The main objective of the study is to investigate unmet needs of Black African and Caribbean Heritage (BAH) patients with and without a concurrent diagnosis of antisocial personality disorder (ASPD).
A total of 79 participants were recruited from ten psychiatric inpatient wards across two hospital sites in South London. Personality disorder was assessed using the SCID‐II for DSM‐IV, the prevalence of unmet needs was assessed by The Camberwell Assessment of Need Short Assessment Schedule and substance misuse problems measured using well validated drug and alcohol use disorder identification tools.
The presence of a concurrent ASPD was independently associated with a greater number of unmet needs. ASPD was associated with lower qualifications and a greater risk of homelessness and substance misuse. Unmet need was associated with lower qualifications and substance misuse. In a stepwise linear regression model alcohol dependence and drug misuse were the most significant predictors of unmet need.
Further research is required to identify the reasons why these needs are not being met and establish reasons for these patients' high‐dropout rates from treatment.
The present findings suggest BAH psychiatric inpatients with ASPD are at greater risk of alcohol dependence and drug misuse and report a greater number of unmet needs thus requiring a greater volume of services; however, current services are not meeting these needs. Mental health teams should ensure thorough needs assessment procedures are incorporated into general psychiatric service practice ensuring effective treatment packages are tailored to these patients needs.

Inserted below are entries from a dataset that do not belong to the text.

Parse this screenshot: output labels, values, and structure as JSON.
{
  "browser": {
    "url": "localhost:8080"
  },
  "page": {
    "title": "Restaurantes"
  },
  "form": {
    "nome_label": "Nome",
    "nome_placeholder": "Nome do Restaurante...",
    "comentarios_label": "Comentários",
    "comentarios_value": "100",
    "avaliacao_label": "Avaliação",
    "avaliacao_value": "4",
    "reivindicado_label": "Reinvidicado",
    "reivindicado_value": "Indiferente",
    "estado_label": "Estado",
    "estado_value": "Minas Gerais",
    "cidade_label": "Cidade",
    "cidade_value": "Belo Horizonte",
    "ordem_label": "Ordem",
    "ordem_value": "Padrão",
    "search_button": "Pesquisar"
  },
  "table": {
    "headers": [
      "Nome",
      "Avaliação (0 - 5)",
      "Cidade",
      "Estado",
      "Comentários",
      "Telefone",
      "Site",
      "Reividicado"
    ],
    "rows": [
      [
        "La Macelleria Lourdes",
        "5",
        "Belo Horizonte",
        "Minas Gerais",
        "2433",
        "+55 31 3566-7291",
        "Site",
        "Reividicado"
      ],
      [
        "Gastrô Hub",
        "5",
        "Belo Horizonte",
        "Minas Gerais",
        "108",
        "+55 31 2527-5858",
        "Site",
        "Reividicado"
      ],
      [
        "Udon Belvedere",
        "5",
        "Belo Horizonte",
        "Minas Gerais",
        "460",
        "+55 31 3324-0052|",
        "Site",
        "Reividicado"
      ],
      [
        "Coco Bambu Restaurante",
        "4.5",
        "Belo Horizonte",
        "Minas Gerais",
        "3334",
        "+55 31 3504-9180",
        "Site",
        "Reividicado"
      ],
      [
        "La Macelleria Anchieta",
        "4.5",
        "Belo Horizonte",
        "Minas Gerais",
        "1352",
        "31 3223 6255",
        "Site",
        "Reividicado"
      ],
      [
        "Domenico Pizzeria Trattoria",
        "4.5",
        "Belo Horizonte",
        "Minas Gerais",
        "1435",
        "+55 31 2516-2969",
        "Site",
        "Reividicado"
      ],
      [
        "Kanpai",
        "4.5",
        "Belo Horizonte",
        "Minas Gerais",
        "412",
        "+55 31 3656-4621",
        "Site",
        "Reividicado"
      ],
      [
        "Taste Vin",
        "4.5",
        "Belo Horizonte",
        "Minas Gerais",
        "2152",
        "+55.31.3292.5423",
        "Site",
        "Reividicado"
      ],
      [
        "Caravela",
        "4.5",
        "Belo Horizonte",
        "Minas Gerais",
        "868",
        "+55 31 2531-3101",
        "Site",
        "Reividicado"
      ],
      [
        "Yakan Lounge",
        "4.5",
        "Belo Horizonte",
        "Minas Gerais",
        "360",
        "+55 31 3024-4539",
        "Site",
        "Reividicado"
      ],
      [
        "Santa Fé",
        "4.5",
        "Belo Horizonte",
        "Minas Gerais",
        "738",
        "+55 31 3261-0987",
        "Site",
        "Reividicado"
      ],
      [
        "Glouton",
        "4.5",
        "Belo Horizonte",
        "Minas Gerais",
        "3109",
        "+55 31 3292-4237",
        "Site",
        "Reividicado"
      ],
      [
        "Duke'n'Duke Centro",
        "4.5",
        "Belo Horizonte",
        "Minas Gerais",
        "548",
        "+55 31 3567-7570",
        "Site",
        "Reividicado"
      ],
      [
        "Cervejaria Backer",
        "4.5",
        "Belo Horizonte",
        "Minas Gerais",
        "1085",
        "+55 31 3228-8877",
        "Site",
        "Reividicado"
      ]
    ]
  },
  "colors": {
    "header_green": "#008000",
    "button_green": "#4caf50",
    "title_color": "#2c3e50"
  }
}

The research identifies a previously under‐researched sub‐group of psychiatric inpatients with a high proportion of unmet health and social needs and suggests further research to develop service improvements supporting their management.
Gwaspari, M., Hochhauser, S. and Bruce, M. (2011), "Unmet needs and antisocial personality disorder among Black African and Caribbean service users with severe mental illness", Ethnicity and Inequalities in Health and Social Care, Vol. 4 No. 1, pp. 38-48. https://doi.org/10.1108/17570981111189579Download as .RIS
Emerald Group Publishing Limited
Copyright © 2011, Emerald Group Publishing Limited